Music is a universal cultural connector. Vibrations move through the air. Our minds, bodies, and hearts are moved, literally and figuratively, by resonance and rhythm. In my opinion, music that is emergent or improvised in the moment allows us to listen for and sing what wants to be sung, whether from our individual heart, or from the collective heart. This experience in a group is can be a most delicious and joyful event of connection and openness to the present moment. In troubling times, especially, these moments become precious and valuable in our lives. Below are some offerings I share in support of those moments.
-an improvisational chorus
- an experience of collective attunement and joy
- an opportunity to learn about rhythm, harmony, and other musical connections
- a form of musical play and exploration
-an emergent and ephemeral musical experience.
In Circlesinging, the song leader is surrounded by a circle of singers, and leads music that is made up in the moment, offering parts to the group one by one, to form rhythmic, interlocking, and harmonic connections shared by the collective. Not all singers need to be highly skilled, yet the collective experience is one of a shared musical journey of depth and quality. The openness to what emerges is part of the journey as well. Soloists may come into the center to sing as the circle holds them.
It’s rarely “perfect," musically. It’s often inspiring, though -- joyful, exploratory, and connecting. Circlesinging events are great ways to foster a sense of belonging, exuberance, and exploration in any group.

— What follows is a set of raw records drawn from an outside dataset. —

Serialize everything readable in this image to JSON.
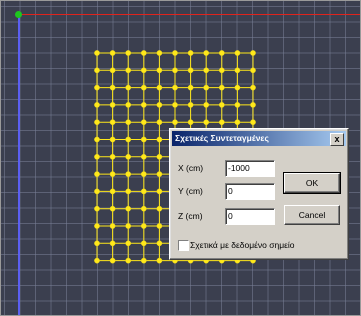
{
  "colors": {
    "viewport_bg": "#3b3f4f",
    "grid_line": "#787f96",
    "x_axis": "#e0231c",
    "y_axis": "#5b5ff2",
    "origin": "#1ec61e",
    "node": "#ffe81a",
    "node_edge": "#e6d21a",
    "titlebar_start": "#0a246a",
    "titlebar_end": "#a6caf0"
  },
  "dialog": {
    "title": "Σχετικές Συντεταγμένες",
    "close_label": "x",
    "fields": [
      {
        "label": "X (cm)",
        "value": "-1000"
      },
      {
        "label": "Y (cm)",
        "value": "0"
      },
      {
        "label": "Z (cm)",
        "value": "0"
      }
    ],
    "ok_label": "OK",
    "cancel_label": "Cancel",
    "checkbox_label": "Σχετικά με δεδομένο σημείο",
    "checkbox_checked": false
  }
}
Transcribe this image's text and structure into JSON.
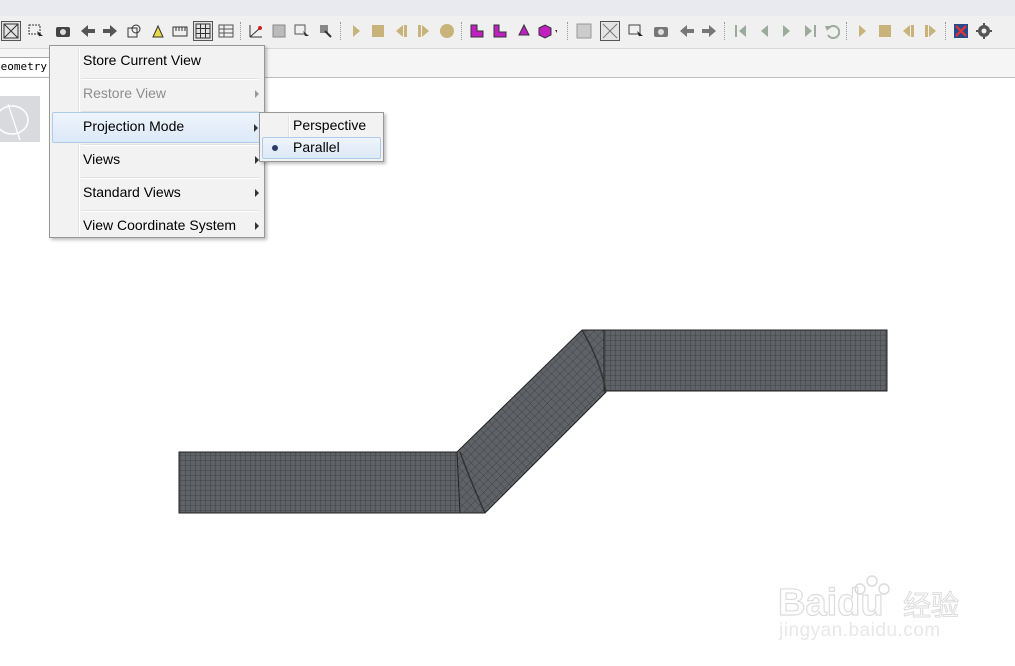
{
  "toolbar": {
    "buttons": [
      "zoom-fit-icon",
      "box-select-icon",
      "camera-icon",
      "back-arrow-icon",
      "forward-arrow-icon",
      "rotate-icon",
      "light-icon",
      "ruler-icon",
      "grid-icon",
      "table-icon",
      "axes-icon",
      "frame-icon",
      "probe-icon",
      "pick-icon",
      "play-icon",
      "stop-icon",
      "step-back-icon",
      "step-forward-icon",
      "record-icon",
      "face-select-icon",
      "edge-select-icon",
      "node-select-icon",
      "shape-select-icon",
      "fit-all-icon",
      "zoom-box-icon",
      "select-icon",
      "snapshot-icon",
      "prev-icon",
      "next-icon",
      "first-frame-icon",
      "prev-frame-icon",
      "next-frame-icon",
      "last-frame-icon",
      "undo-icon",
      "animate-icon",
      "halt-icon",
      "rewind-icon",
      "advance-icon",
      "network-icon",
      "settings-icon"
    ]
  },
  "tab": {
    "label": "Geometry S"
  },
  "context_menu": {
    "items": [
      {
        "label": "Store Current View",
        "enabled": true,
        "submenu": false
      },
      {
        "label": "Restore View",
        "enabled": false,
        "submenu": true
      },
      {
        "label": "Projection Mode",
        "enabled": true,
        "submenu": true,
        "highlighted": true
      },
      {
        "label": "Views",
        "enabled": true,
        "submenu": true
      },
      {
        "label": "Standard Views",
        "enabled": true,
        "submenu": true
      },
      {
        "label": "View Coordinate System",
        "enabled": true,
        "submenu": true
      }
    ]
  },
  "projection_submenu": {
    "items": [
      {
        "label": "Perspective",
        "selected": false
      },
      {
        "label": "Parallel",
        "selected": true
      }
    ]
  },
  "watermark": {
    "brand": "Baidu",
    "chinese": "经验",
    "url": "jingyan.baidu.com"
  },
  "colors": {
    "mesh_fill": "#5f6368",
    "mesh_line": "#2a2a2a",
    "menu_bg": "#f2f2f2",
    "highlight": "#dce9f7",
    "toolbar_bg": "#f0f0f0"
  }
}
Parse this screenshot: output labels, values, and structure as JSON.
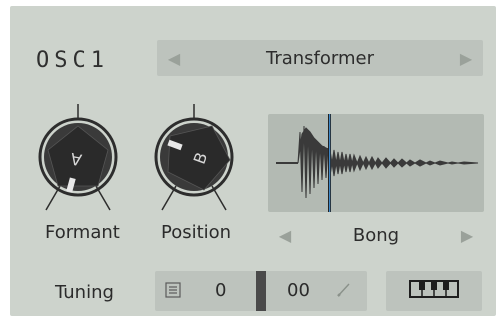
{
  "osc": {
    "title": "OSC1",
    "wavetable": "Transformer",
    "prev_icon": "triangle-left-icon",
    "next_icon": "triangle-right-icon"
  },
  "knobs": {
    "formant_label": "Formant",
    "formant_letter": "A",
    "position_label": "Position",
    "position_letter": "B"
  },
  "sample": {
    "name": "Bong",
    "prev_icon": "triangle-left-icon",
    "next_icon": "triangle-right-icon"
  },
  "tuning": {
    "label": "Tuning",
    "semitones": "0",
    "cents": "00",
    "menu_icon": "list-icon",
    "edit_icon": "pencil-icon",
    "keyboard_icon": "piano-keyboard-icon"
  },
  "colors": {
    "panel": "#cdd3cc",
    "field": "#bdc3bd",
    "knob": "#2d2d2d",
    "marker": "#3e88c8"
  }
}
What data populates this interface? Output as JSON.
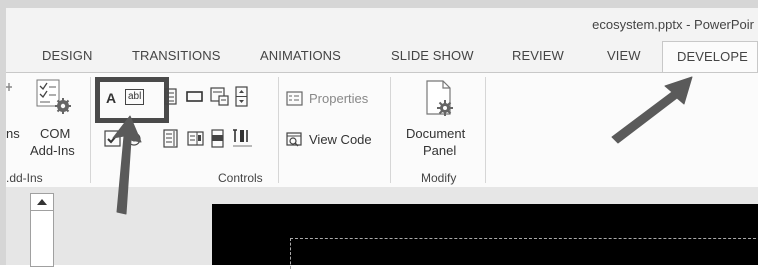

Besides Circlesinging, there are other forms, games, and practices to guide groups in the exploration of sound and song. Utilizing a variety of vocal improv practices, including Rhiannon’s Vocal River Exercises, small to medium size groups can explore sonic spaces and relationships in a supportive and exploratory atmosphere.